First of all ask yourself why you want to stop them. Unless there is genuinely a concern for your children's welfare then do you really want to deprive the children of a holiday? It will also inevitably cause bad feeling between you and your ex partner and this will not be in the best interests of the children. You also need to consider that there will be times when you will wish to ask them if you can take the children on holiday and you will want them to say yes.
If however you do have a serious concern then first of all you need to check whether your ex partner has a Residence Order in favour of the children. If they do then they are entitled to take the children abroad without your permission for up to one month.
If there is no Residence Order then you need to establish whether you have Parental Responsibility(PR) in relation to the children. Parental Responsibility means the same rights and duties towards the children as their mother automatically has. If you are the children's mother then you automatically have Parental Responsibility.
If you are the father then you will automatically have PR if you were married to the children's mother or if the children were born after 1st December 2003, you jointly registered the birth with the mother and your name appears on the birth certificate. All three of these conditions need to apply.
You may also have gained Parental Responsibility via a Parental Responsibility Agreement (which you will both have signed and which has been registered at the Principle Registry in London) or via a Parental Responsibility Order made by the Court.
If none of the above apply then you do not have PR and your ex partner does not need to have your permission for the children to be taken abroad. Your only option then is to apply for a Parental Responsibility Order and then a Prohibited Steps Order (as explained below).
If you do have PR then he/she does need your permission to do so.
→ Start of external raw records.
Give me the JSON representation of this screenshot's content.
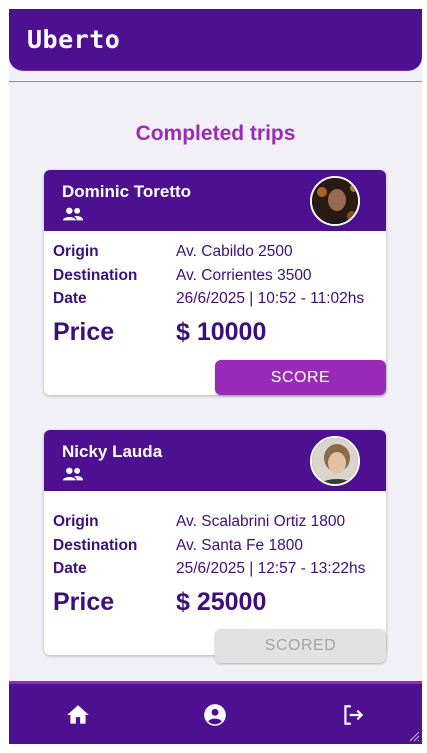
{
  "app": {
    "title": "Uberto"
  },
  "section_title": "Completed trips",
  "labels": {
    "origin": "Origin",
    "destination": "Destination",
    "date": "Date",
    "price": "Price"
  },
  "trips": [
    {
      "driver": "Dominic Toretto",
      "origin": "Av. Cabildo 2500",
      "destination": "Av. Corrientes 3500",
      "date": "26/6/2025 | 10:52 - 11:02hs",
      "price": "$ 10000",
      "button": "SCORE",
      "button_state": "enabled"
    },
    {
      "driver": "Nicky Lauda",
      "origin": "Av. Scalabrini Ortiz 1800",
      "destination": "Av. Santa Fe 1800",
      "date": "25/6/2025 | 12:57 - 13:22hs",
      "price": "$ 25000",
      "button": "SCORED",
      "button_state": "disabled"
    }
  ],
  "nav": {
    "items": [
      "home-icon",
      "account-circle-icon",
      "logout-icon"
    ]
  },
  "colors": {
    "primary": "#4d1091",
    "accent": "#9a2bb8",
    "background": "#f1f0f6",
    "disabled": "#e2e2e2"
  }
}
If you refuse permission and he/she tells you that they intend to take the children anyway then your only option is to apply to the Court for a Prohibited Steps Order preventing him/her from taking the children. You may need to make this application on short notice and you will have to convince a Judge that it is not in the children's best interests for them to be taken. This is not a simple process and there will be legal costs incurred so you must be absolutely certain that this is a step you wish to take.